Some scientists are challenging claims by supporters of irrigation dams, such as Prime Minister John Key, that the dams are good for the environment.
The government has announced $1.6 million in funding from the Irrigation Acceleration Fund for three water storage schemes in Gisborne, Hawke's Bay and Wairarapa.
Mr Key told Morning Report this week that apart from the economic benefits of this investment, it will also have environmental benefits.
But a Waikato vet and ecologist, Dr Alison Dewes, said the government and pro-irrigation groups had ignored evidence that dams were a massive public health risk and a huge threat to the environment.
Dr Dewes is an expert witness on behalf of non-government organisations and iwi at irrigation hearings across the country.
She said the science put forward in favour of irrigation schemes did not add up, and the risk to public health had been sidelined in favour of the dams.
Dr Dewes said the Canterbury District Health board had seen an increase in gastro intestinal issues.
"We need to widen back and say 'what types of bugs are causing this to happen', but also how are these getting from the paddock to the people?" she said.
Dr Dewes said about 40 to 50 percent of irrigation water was for dairying.
"What we have is a lot of one type of animal with certain types of bugs in their faeces that makes their way into the water, and these are things like E Coli, Campylobacter, Salmonella, Cryptosporidium and Giardia.
"Four of five of these are in Ashburton and are at the highest rates in the world in terms of incidences among people.
"The other concern is around nitrogen toxicity, it has been advised by the CDHB (Canterbury District Health Board) that you can't use this water (Ashburton water) to feed young bottle fed babies because it can block the oxygen in the blood and basically suffocate it from the inside out."
Dr Dewes said the nitrogen levels in Ashburton were particularly bad.
"The nitrogen concentration in the groundwater and shallow wells is above the World Health Organization's standard of 11 parts per million.
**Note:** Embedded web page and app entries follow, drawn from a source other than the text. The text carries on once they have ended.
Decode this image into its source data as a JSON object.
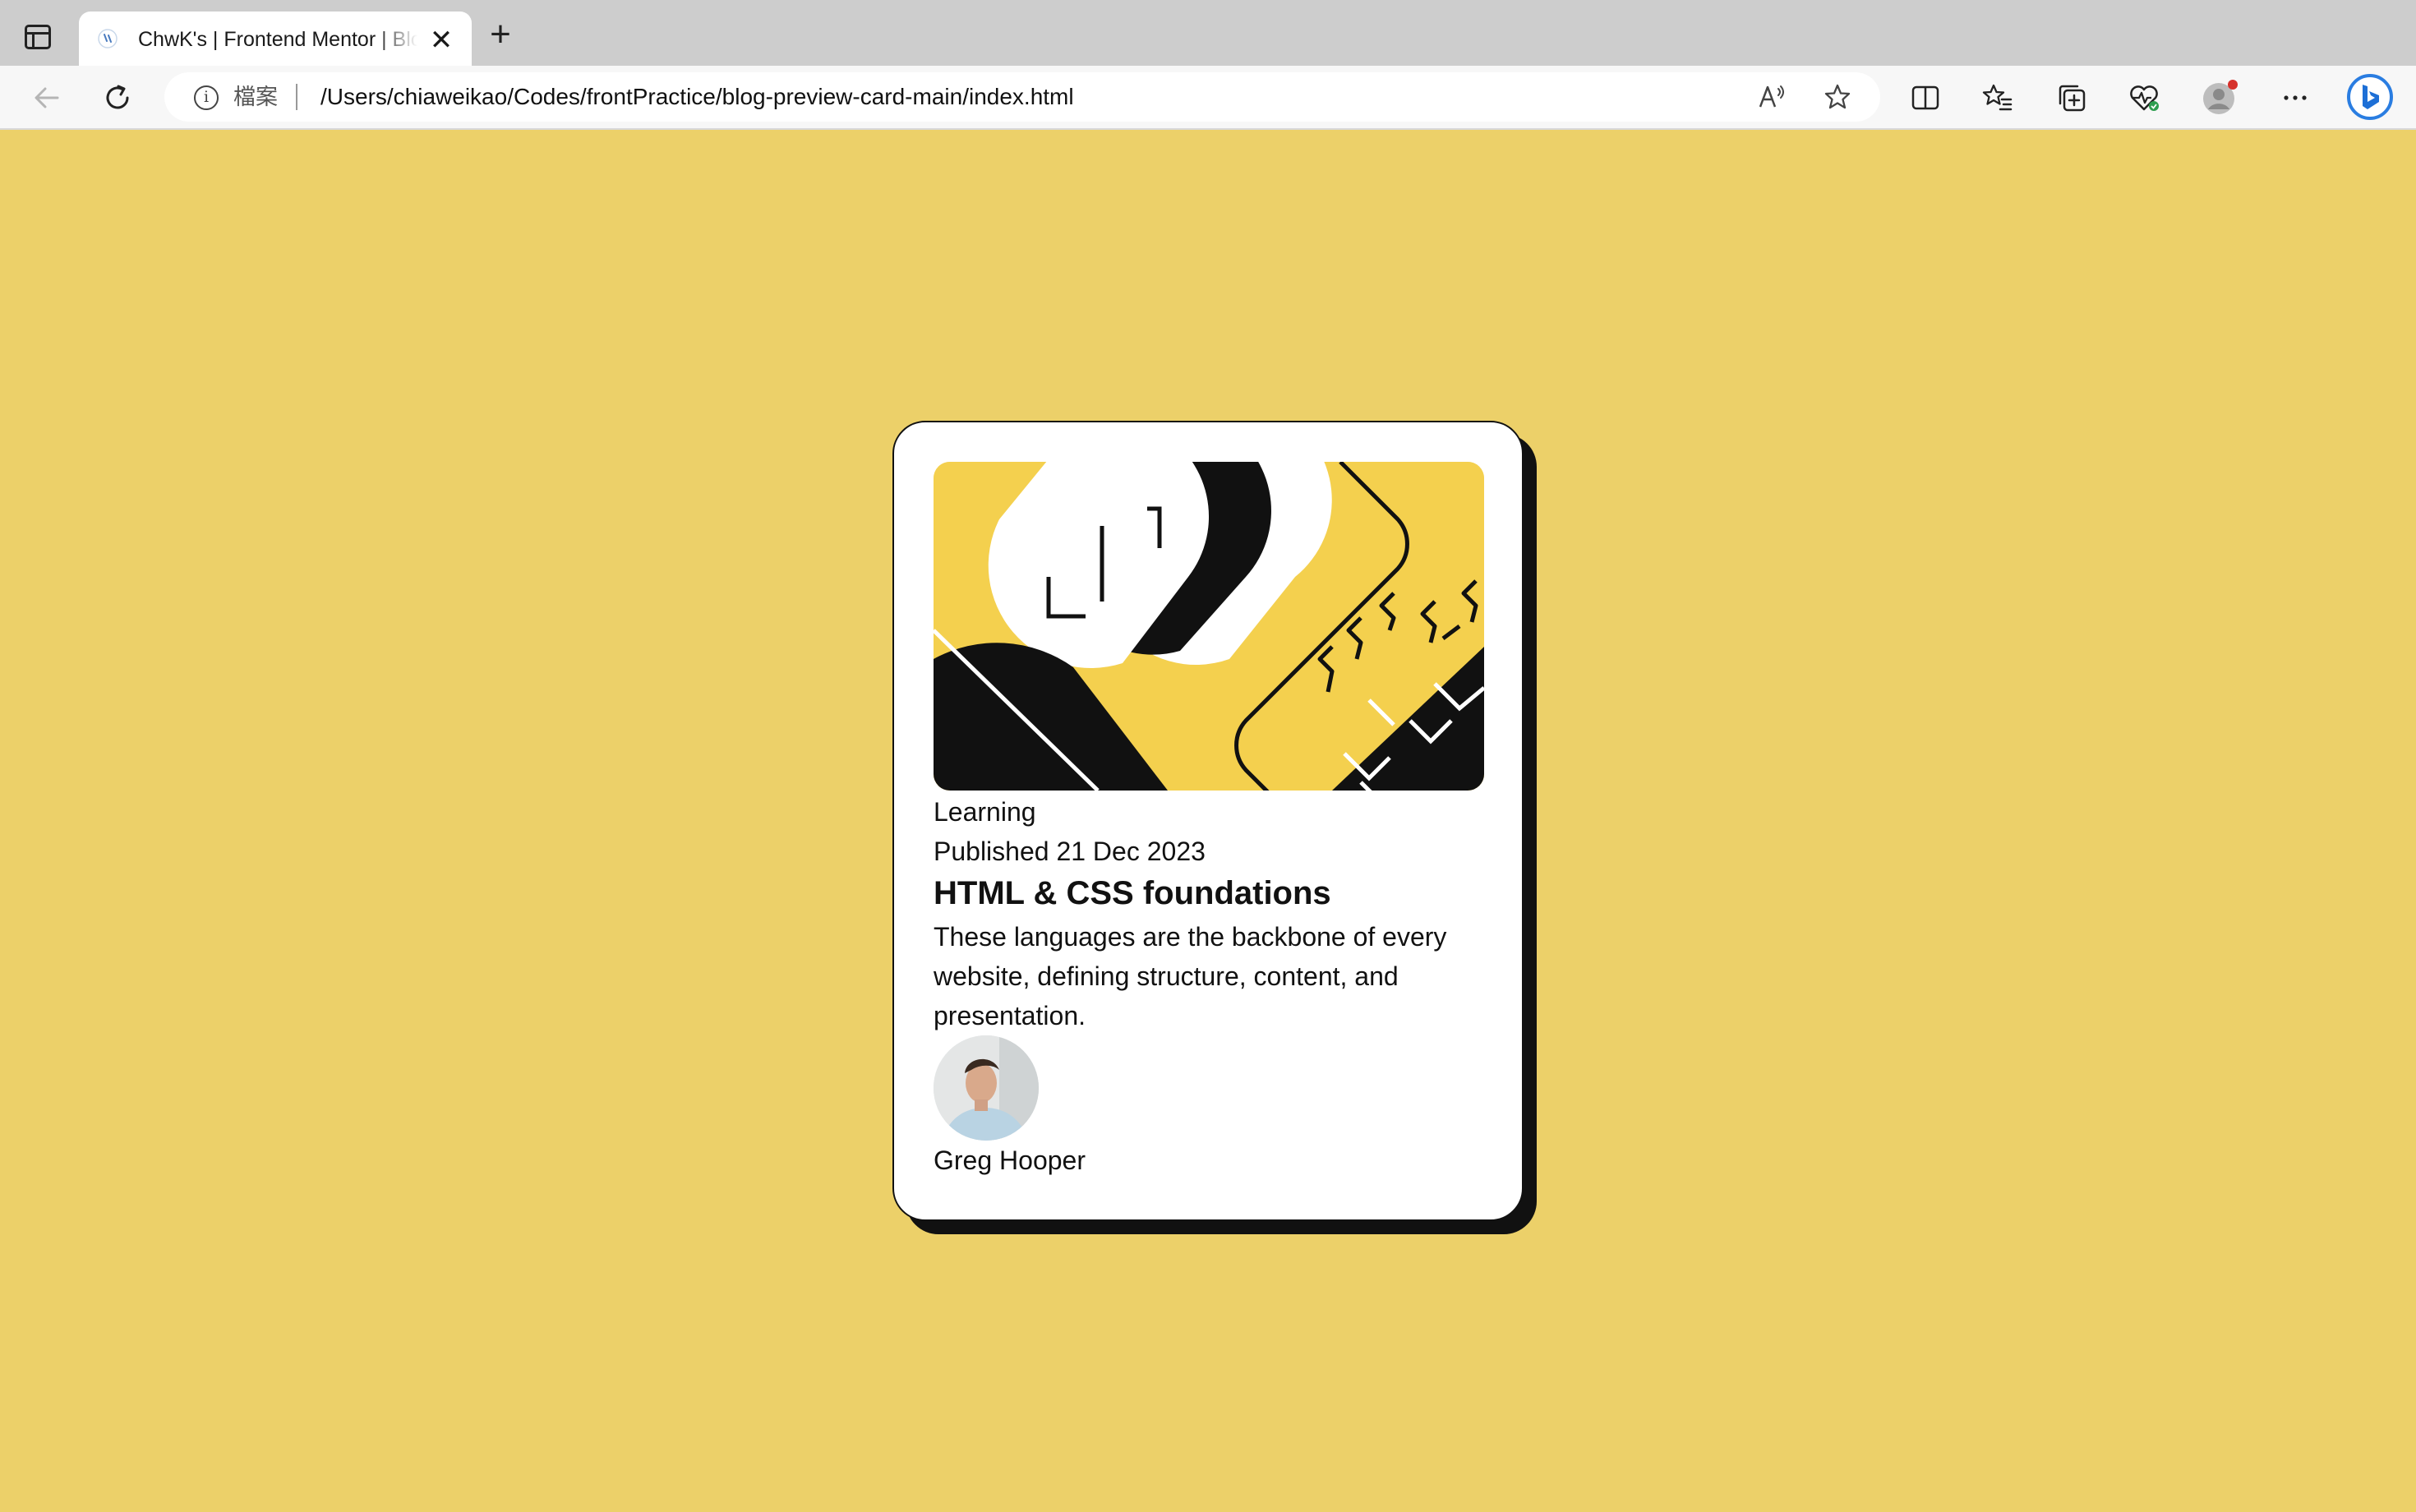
{
  "browser": {
    "tab": {
      "title": "ChwK's | Frontend Mentor | Blog preview card",
      "close_glyph": "✕"
    },
    "new_tab_glyph": "+",
    "address": {
      "scheme_label": "檔案",
      "url": "/Users/chiaweikao/Codes/frontPractice/blog-preview-card-main/index.html"
    }
  },
  "card": {
    "tag": "Learning",
    "published": "Published 21 Dec 2023",
    "title": "HTML & CSS foundations",
    "description": "These languages are the backbone of every website, defining structure, content, and presentation.",
    "author": "Greg Hooper"
  },
  "colors": {
    "page_background": "#ecd069",
    "card_background": "#ffffff",
    "card_shadow": "#111111",
    "illustration_yellow": "#f4d04e",
    "text": "#111111"
  },
  "icons": {
    "tab_panel": "tab-panel-icon",
    "back": "arrow-left-icon",
    "refresh": "refresh-icon",
    "info": "info-icon",
    "read_aloud": "read-aloud-icon",
    "favorite": "star-icon",
    "split_screen": "split-screen-icon",
    "favorites": "favorites-list-icon",
    "collections": "collections-icon",
    "browser_essentials": "heart-pulse-icon",
    "profile": "profile-avatar-icon",
    "more": "more-options-icon",
    "copilot": "bing-copilot-icon"
  }
}
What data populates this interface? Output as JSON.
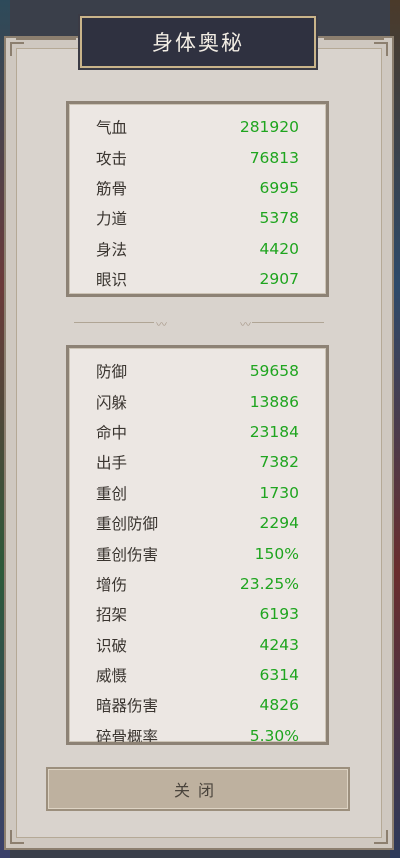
{
  "title": "身体奥秘",
  "section1": [
    {
      "label": "气血",
      "value": "281920"
    },
    {
      "label": "攻击",
      "value": "76813"
    },
    {
      "label": "筋骨",
      "value": "6995"
    },
    {
      "label": "力道",
      "value": "5378"
    },
    {
      "label": "身法",
      "value": "4420"
    },
    {
      "label": "眼识",
      "value": "2907"
    }
  ],
  "section2": [
    {
      "label": "防御",
      "value": "59658"
    },
    {
      "label": "闪躲",
      "value": "13886"
    },
    {
      "label": "命中",
      "value": "23184"
    },
    {
      "label": "出手",
      "value": "7382"
    },
    {
      "label": "重创",
      "value": "1730"
    },
    {
      "label": "重创防御",
      "value": "2294"
    },
    {
      "label": "重创伤害",
      "value": "150%"
    },
    {
      "label": "增伤",
      "value": "23.25%"
    },
    {
      "label": "招架",
      "value": "6193"
    },
    {
      "label": "识破",
      "value": "4243"
    },
    {
      "label": "威慑",
      "value": "6314"
    },
    {
      "label": "暗器伤害",
      "value": "4826"
    },
    {
      "label": "碎骨概率",
      "value": "5.30%"
    }
  ],
  "close_label": "关闭",
  "colors": {
    "value": "#1fa51f",
    "label": "#3a3530",
    "title_bg": "#2f3140"
  }
}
The government and pro lobby groups are proposing that what we do to fix that is we grab alpine water and flush it into the groundwater behind that Hinds catchment and basically dilute the polution. This is called managed aquifer recharge, and the public would have to pay for that."
Not bad for the environment - irrigators
However, Irrigation New Zealand chair Nicky Hislop said irrigation schemes were not bad for the environment and she was not aware of concerns for public health.
"I'm certainly not aware of dams being a public health concern any more than natural lakes and waterways that we've got through New Zealand.
"Nutrient levels are being monitored on many river, lakes and streams throughout New Zealand and regional councils are working really closely with their communities to ensure that water quality in NZ, which by international water standards is actually very good, remains so and many areas actually improve.
"I think there is just a huge focus on dairying, while they certainly have a significant footprint under irrigation, they are not the only type of farm," she said.
Ms Hislop said there was no doubt however that irrigation schemes have contributed to the modification of our environment.
One of the strongest environmental arguments used by promoters of irrigation dams is the stored water helps the environment by enabling flushing flows.
The idea of a flushing flow is to release water in large quantities from the dam in summer and flush toxic algae along the river and out to sea.
The Hawke's Bay Regional Council has agree to buy $43 million worth of water over 35 years from its own dam so the water can be used for its flushing flows.
But a freshwater ecologist at Massey University, Dr Mike Joy, said research showed flushing flows did not work.
"In a natural flood you get increases in velocity of water coming down that strips off this algae and washes it out to sea. In a natural situation you have all of the tributories, the whole system, fills up with water and there's lots of power in it.
"If you just release it from a single point along that river when it comes out of a dam, then that energy is very quickly dissipated and has some flushing effect in the immediate vicinity of the dam, but very, very quickly even large amounts of water will lose their energy going down the river when they are not supported by all the tributary flows you would get in a natural event," he said.
Dr Joy said research had shown rivers flushed for five to ten kilometres, depending on the water amount, and then the flow lost its power and there were no environmental benefits.